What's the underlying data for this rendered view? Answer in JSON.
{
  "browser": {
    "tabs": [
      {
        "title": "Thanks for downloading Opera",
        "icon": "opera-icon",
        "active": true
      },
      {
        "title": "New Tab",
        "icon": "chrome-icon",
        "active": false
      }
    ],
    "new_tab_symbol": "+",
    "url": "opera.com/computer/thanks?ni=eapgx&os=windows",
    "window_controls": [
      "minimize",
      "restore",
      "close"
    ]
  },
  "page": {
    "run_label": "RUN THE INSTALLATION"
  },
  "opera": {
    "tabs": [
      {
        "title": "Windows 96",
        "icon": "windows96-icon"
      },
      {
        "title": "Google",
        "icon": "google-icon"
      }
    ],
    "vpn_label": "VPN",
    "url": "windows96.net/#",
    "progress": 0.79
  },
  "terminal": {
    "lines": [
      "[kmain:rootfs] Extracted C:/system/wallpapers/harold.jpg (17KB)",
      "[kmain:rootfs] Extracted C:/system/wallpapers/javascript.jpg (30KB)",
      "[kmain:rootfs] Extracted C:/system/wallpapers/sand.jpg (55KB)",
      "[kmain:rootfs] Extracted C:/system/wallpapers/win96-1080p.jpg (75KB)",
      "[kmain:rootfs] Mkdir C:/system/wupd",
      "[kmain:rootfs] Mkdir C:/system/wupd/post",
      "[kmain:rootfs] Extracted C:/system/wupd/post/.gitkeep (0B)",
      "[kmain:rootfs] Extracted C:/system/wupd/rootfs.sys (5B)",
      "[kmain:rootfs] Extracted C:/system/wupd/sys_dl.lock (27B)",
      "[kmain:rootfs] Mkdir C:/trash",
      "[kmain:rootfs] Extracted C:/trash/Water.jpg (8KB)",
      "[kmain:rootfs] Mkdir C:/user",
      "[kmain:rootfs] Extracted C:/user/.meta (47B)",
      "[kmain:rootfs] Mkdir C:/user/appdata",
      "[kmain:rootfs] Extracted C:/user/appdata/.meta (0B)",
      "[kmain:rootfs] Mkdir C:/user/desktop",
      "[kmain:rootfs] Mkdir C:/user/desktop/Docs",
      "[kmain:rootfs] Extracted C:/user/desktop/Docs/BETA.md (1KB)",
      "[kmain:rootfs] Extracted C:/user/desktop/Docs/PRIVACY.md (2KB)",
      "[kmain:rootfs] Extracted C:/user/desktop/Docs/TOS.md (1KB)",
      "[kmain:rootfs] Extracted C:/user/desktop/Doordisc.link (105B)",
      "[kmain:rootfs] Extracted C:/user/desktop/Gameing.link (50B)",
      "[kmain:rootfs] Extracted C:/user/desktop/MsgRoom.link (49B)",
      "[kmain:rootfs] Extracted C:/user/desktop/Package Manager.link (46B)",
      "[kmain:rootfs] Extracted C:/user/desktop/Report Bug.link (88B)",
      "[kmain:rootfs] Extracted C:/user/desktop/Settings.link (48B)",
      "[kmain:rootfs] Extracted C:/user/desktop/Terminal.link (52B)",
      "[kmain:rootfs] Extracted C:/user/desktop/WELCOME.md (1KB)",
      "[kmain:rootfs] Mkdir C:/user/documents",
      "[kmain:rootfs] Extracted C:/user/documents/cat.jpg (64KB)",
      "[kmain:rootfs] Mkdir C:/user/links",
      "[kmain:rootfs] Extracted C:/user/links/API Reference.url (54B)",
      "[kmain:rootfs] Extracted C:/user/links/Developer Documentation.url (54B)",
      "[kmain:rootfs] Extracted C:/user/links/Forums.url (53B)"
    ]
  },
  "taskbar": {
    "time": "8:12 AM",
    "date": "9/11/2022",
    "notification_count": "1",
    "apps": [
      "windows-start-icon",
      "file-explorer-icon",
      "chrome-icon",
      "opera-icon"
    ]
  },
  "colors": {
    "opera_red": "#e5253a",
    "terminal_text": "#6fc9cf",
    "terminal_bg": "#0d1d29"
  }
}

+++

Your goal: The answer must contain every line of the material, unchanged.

Response area:
What's the underlying data for this rendered view? Answer in JSON.
{
  "browser": {
    "tabs": [
      {
        "title": "Thanks for downloading Opera",
        "icon": "opera-icon",
        "active": true
      },
      {
        "title": "New Tab",
        "icon": "chrome-icon",
        "active": false
      }
    ],
    "new_tab_symbol": "+",
    "url": "opera.com/computer/thanks?ni=eapgx&os=windows",
    "window_controls": [
      "minimize",
      "restore",
      "close"
    ]
  },
  "page": {
    "run_label": "RUN THE INSTALLATION"
  },
  "opera": {
    "tabs": [
      {
        "title": "Windows 96",
        "icon": "windows96-icon"
      },
      {
        "title": "Google",
        "icon": "google-icon"
      }
    ],
    "vpn_label": "VPN",
    "url": "windows96.net/#",
    "progress": 0.79
  },
  "terminal": {
    "lines": [
      "[kmain:rootfs] Extracted C:/system/wallpapers/harold.jpg (17KB)",
      "[kmain:rootfs] Extracted C:/system/wallpapers/javascript.jpg (30KB)",
      "[kmain:rootfs] Extracted C:/system/wallpapers/sand.jpg (55KB)",
      "[kmain:rootfs] Extracted C:/system/wallpapers/win96-1080p.jpg (75KB)",
      "[kmain:rootfs] Mkdir C:/system/wupd",
      "[kmain:rootfs] Mkdir C:/system/wupd/post",
      "[kmain:rootfs] Extracted C:/system/wupd/post/.gitkeep (0B)",
      "[kmain:rootfs] Extracted C:/system/wupd/rootfs.sys (5B)",
      "[kmain:rootfs] Extracted C:/system/wupd/sys_dl.lock (27B)",
      "[kmain:rootfs] Mkdir C:/trash",
      "[kmain:rootfs] Extracted C:/trash/Water.jpg (8KB)",
      "[kmain:rootfs] Mkdir C:/user",
      "[kmain:rootfs] Extracted C:/user/.meta (47B)",
      "[kmain:rootfs] Mkdir C:/user/appdata",
      "[kmain:rootfs] Extracted C:/user/appdata/.meta (0B)",
      "[kmain:rootfs] Mkdir C:/user/desktop",
      "[kmain:rootfs] Mkdir C:/user/desktop/Docs",
      "[kmain:rootfs] Extracted C:/user/desktop/Docs/BETA.md (1KB)",
      "[kmain:rootfs] Extracted C:/user/desktop/Docs/PRIVACY.md (2KB)",
      "[kmain:rootfs] Extracted C:/user/desktop/Docs/TOS.md (1KB)",
      "[kmain:rootfs] Extracted C:/user/desktop/Doordisc.link (105B)",
      "[kmain:rootfs] Extracted C:/user/desktop/Gameing.link (50B)",
      "[kmain:rootfs] Extracted C:/user/desktop/MsgRoom.link (49B)",
      "[kmain:rootfs] Extracted C:/user/desktop/Package Manager.link (46B)",
      "[kmain:rootfs] Extracted C:/user/desktop/Report Bug.link (88B)",
      "[kmain:rootfs] Extracted C:/user/desktop/Settings.link (48B)",
      "[kmain:rootfs] Extracted C:/user/desktop/Terminal.link (52B)",
      "[kmain:rootfs] Extracted C:/user/desktop/WELCOME.md (1KB)",
      "[kmain:rootfs] Mkdir C:/user/documents",
      "[kmain:rootfs] Extracted C:/user/documents/cat.jpg (64KB)",
      "[kmain:rootfs] Mkdir C:/user/links",
      "[kmain:rootfs] Extracted C:/user/links/API Reference.url (54B)",
      "[kmain:rootfs] Extracted C:/user/links/Developer Documentation.url (54B)",
      "[kmain:rootfs] Extracted C:/user/links/Forums.url (53B)"
    ]
  },
  "taskbar": {
    "time": "8:12 AM",
    "date": "9/11/2022",
    "notification_count": "1",
    "apps": [
      "windows-start-icon",
      "file-explorer-icon",
      "chrome-icon",
      "opera-icon"
    ]
  },
  "colors": {
    "opera_red": "#e5253a",
    "terminal_text": "#6fc9cf",
    "terminal_bg": "#0d1d29"
  }
}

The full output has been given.